× Post questions here about other issues concerning late payment.

Recovery costs for late payment

More
6 years 11 months ago #989 by ashley smith
Well done June.

I would add for future readers of this thread one point not raised.
If the Agency had collected the debt and the debtor paid stating it was 'In full and final settlement' you may not have been able to proceed with the claim for interest and charges.

This raises a point for people who do receive payments which debtors claim are full and final (eg. in an attempt to stop the creditor pursuing what is justly right), Should you bank it or not?

Historically not you should have returned the payment !

Recent court cases have however overturned this but be warned... Time is of the essence. If you do bank the cheque you must do so IMMEDIATELY on receipt AND write to the debtor stating

1) you reject the full and final offer
2) have banked the cheque as PART PAYMENT for the outstanding amount

then for good measure advise the outstanding amount, including interest and late payment charges. (remembering interest runs on the WHOLE debt and not the part received amount)

Please Log in or Create an account to join the conversation.

More
6 years 11 months ago #990 by Littlemac
Some good information here Ashley. Many thanks.

I am certainly learning as this topic has progressed. Everyone has been very helpful and without this support we would certainly not have been able to have the success we've had.

Could I just make sure I've interpreted correctly the part about the interest running on the whole debt and not the part received amount. Does this mean that even when a debtor makes a part payment the statutory interest will continue on the original amount owed until it is completely cleared, and does not take into consideration the part payment?

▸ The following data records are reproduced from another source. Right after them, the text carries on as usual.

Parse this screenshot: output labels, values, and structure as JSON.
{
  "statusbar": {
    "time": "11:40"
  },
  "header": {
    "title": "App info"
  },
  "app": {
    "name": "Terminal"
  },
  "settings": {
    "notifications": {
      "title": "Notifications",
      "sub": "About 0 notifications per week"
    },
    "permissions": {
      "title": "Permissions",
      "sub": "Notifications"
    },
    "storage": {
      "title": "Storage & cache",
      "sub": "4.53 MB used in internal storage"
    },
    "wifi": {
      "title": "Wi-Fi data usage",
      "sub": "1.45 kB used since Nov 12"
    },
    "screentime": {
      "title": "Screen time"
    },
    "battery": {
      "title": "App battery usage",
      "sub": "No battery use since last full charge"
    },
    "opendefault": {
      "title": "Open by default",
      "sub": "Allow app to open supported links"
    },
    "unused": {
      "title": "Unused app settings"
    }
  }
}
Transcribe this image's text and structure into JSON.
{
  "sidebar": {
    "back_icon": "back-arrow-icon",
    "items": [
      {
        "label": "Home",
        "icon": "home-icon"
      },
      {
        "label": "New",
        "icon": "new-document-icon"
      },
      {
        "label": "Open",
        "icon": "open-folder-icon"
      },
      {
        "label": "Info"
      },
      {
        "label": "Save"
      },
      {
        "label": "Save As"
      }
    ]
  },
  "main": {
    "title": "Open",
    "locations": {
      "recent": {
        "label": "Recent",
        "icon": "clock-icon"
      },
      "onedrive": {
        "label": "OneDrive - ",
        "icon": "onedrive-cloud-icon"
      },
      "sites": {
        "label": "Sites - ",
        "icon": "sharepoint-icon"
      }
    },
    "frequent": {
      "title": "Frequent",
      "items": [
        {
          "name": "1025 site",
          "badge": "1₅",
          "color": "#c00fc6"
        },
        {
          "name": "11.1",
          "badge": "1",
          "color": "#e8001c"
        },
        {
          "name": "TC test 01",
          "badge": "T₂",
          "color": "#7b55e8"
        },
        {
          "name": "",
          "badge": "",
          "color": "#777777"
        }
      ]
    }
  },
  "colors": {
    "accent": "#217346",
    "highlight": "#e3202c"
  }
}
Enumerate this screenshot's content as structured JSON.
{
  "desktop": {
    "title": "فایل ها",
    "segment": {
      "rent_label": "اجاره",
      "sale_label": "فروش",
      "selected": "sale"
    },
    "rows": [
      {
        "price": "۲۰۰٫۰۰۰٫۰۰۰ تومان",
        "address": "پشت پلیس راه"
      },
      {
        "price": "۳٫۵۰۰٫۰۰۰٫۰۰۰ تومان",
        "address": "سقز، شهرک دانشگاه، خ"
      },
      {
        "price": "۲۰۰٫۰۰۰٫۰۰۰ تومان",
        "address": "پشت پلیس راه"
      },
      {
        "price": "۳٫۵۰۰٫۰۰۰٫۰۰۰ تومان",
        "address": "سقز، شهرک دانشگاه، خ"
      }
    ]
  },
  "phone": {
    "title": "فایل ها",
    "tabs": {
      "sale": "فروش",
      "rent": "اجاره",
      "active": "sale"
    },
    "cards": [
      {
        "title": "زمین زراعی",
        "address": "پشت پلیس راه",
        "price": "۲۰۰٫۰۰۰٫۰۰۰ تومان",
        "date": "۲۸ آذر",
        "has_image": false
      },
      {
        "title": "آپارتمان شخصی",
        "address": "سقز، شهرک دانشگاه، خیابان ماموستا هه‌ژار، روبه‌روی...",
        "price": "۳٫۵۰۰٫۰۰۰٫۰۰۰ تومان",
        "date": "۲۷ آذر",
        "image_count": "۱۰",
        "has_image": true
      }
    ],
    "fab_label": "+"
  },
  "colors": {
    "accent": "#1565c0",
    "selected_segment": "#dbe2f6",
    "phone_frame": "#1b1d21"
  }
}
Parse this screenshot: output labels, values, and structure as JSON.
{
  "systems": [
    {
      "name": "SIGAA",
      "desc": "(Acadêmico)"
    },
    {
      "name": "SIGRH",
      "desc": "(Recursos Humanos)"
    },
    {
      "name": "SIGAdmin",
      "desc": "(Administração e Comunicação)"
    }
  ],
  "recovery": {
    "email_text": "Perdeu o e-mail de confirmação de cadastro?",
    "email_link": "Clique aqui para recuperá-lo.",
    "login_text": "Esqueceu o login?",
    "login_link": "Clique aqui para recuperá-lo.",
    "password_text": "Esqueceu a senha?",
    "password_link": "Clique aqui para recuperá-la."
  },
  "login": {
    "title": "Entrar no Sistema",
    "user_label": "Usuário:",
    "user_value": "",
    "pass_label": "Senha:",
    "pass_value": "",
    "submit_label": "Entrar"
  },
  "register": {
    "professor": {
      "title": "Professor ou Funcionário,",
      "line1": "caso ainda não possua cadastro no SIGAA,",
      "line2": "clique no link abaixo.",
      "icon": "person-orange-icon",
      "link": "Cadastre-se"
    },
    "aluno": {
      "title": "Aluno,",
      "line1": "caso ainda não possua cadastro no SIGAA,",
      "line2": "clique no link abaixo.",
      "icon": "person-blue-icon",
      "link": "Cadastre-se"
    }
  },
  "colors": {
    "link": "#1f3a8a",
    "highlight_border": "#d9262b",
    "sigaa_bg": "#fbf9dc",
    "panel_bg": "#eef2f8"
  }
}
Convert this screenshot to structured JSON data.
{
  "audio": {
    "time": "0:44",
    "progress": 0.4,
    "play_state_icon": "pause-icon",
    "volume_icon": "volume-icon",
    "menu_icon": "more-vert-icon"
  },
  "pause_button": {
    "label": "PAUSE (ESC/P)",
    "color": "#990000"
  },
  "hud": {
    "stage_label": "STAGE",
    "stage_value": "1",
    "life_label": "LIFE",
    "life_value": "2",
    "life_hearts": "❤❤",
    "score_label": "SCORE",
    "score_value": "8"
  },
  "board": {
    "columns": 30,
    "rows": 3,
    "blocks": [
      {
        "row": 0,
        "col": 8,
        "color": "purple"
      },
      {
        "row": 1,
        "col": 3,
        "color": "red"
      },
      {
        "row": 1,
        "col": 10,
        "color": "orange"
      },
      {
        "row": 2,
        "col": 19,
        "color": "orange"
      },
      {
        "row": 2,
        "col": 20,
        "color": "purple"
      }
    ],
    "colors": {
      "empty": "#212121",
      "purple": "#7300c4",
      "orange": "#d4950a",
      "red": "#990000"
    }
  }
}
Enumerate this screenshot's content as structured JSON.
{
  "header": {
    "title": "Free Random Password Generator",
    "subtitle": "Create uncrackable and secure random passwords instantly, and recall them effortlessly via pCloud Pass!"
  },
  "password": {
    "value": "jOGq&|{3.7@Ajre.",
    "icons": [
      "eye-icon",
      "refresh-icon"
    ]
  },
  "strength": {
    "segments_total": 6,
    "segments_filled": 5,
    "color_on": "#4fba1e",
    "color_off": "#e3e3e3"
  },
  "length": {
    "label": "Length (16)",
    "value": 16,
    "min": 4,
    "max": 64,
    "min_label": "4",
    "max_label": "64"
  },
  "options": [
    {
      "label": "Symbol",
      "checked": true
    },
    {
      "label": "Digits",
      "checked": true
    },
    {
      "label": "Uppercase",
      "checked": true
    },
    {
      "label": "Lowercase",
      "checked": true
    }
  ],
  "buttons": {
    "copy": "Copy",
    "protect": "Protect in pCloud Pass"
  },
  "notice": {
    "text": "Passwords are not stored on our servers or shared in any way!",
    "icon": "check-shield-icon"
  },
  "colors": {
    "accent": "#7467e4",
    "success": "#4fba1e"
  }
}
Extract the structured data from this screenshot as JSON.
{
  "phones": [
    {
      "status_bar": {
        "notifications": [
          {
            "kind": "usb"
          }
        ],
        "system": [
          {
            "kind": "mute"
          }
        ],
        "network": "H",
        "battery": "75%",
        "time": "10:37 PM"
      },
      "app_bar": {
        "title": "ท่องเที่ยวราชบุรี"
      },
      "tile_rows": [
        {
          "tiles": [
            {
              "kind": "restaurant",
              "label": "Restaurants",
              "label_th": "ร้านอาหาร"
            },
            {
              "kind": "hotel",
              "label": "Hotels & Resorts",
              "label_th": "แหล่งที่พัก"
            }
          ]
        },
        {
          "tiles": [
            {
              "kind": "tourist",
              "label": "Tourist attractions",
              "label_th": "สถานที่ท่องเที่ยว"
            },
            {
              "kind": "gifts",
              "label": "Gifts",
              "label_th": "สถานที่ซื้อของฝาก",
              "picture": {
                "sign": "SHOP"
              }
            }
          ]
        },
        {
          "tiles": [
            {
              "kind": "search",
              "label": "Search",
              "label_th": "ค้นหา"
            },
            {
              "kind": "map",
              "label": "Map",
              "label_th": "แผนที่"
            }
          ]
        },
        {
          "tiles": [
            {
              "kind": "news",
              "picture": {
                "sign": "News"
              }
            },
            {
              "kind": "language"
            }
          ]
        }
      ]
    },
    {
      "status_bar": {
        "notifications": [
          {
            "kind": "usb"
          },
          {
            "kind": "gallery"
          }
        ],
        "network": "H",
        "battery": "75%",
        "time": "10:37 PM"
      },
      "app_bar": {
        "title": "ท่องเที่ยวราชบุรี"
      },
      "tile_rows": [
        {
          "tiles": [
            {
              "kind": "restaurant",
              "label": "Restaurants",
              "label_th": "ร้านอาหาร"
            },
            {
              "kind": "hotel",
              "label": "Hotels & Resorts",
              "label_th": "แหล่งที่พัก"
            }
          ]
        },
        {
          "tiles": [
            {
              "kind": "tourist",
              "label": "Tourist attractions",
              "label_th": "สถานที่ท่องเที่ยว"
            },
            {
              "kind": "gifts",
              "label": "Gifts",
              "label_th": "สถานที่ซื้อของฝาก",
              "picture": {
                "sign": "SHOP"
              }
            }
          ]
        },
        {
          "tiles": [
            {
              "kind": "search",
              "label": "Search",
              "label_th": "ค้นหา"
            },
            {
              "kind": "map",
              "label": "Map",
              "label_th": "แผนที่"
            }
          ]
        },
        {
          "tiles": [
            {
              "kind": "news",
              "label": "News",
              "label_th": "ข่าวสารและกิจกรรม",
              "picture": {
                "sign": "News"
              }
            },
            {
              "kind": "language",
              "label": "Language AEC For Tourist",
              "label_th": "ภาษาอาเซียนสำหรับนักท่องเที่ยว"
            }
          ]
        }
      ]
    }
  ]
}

Interesting!

Many thanks.

Regards
June Davison

Please Log in or Create an account to join the conversation.

More
6 years 11 months ago #991 by ashley smith
In theory yes,

Interest is calculated on the Principal amount x number of days outstanding. I have trawled through the act's wording and the only mention how to deal with part payment is that it should be used to offset any outstanding interest first then compensation. It could be argued that once these are cleared then the principal is reduced and thus so should the interest (which goes against what i posted earlier). Ultimately it would be up to a defendant to use this as a reason to reduce the interest charge and for a judge to agree.

Since the act is not clear on this point it could also be argued that the Act clearly states interest is due on the Principle, and not on the Part Principle, similarly the Act does not state that following part payment the interest should be recalculated.

So what should you do? Personally I would go for the full amount in the first instance on the basis that the Act is desigend to be a deterent to force cultural change to Late Payment. But be prepared to concede

Please Log in or Create an account to join the conversation.

More
6 years 11 months ago #992 by David J
Hello June
The way the advanced calculator is set up is to pay the interest and compensation first, then the principal. In the case of a part payment OR payment of the principal but not the interest and compensation (which happens a lot) then the balance of the principal would continue to accrue daily interest on original amount of the principal.
Now if the debtor made a part payment within your agreed credit terms but failed to pay the balance, then I would think it fair to claim only on the amount owed. But if they made a part payment outside of your agreed credit terms but before you had made a claim, then I would claim on the full principal.
The above demonstrates how a simple case of making a claim can become stupidly complicated!
It is less complicated than having to re-calculate daily interest rates then inform the debtor of the revised rate and balance of the principal still owed. As Ashley says, go for the full amount every time.

Regards


David

Please Log in or Create an account to join the conversation.

More
6 years 11 months ago #995 by Littlemac
Hi David

Many thanks for your interesting response. I have to admit everyone has been very helpful and all the information thus far received has been extremely beneficial to us.

Regards
June

Please Log in or Create an account to join the conversation.

More
5 years 3 months ago #1694 by SSPLTD
We're experiencing the same situation.

Our terms do include the fact that the overdue accounts are passed to a debt recovery company and their costs are immediately added to the debt.

Despite this, our customer paid us by BACS not the debt collection agency, and have refused to pay their costs.

We have paid over £200 in costs, and he DCA have closed the file, and the contract was dated after the late payment act changed.

Do I now issue my own court papers to recover the costs.

Please Log in or Create an account to join the conversation.

Time to create page: 0.115 seconds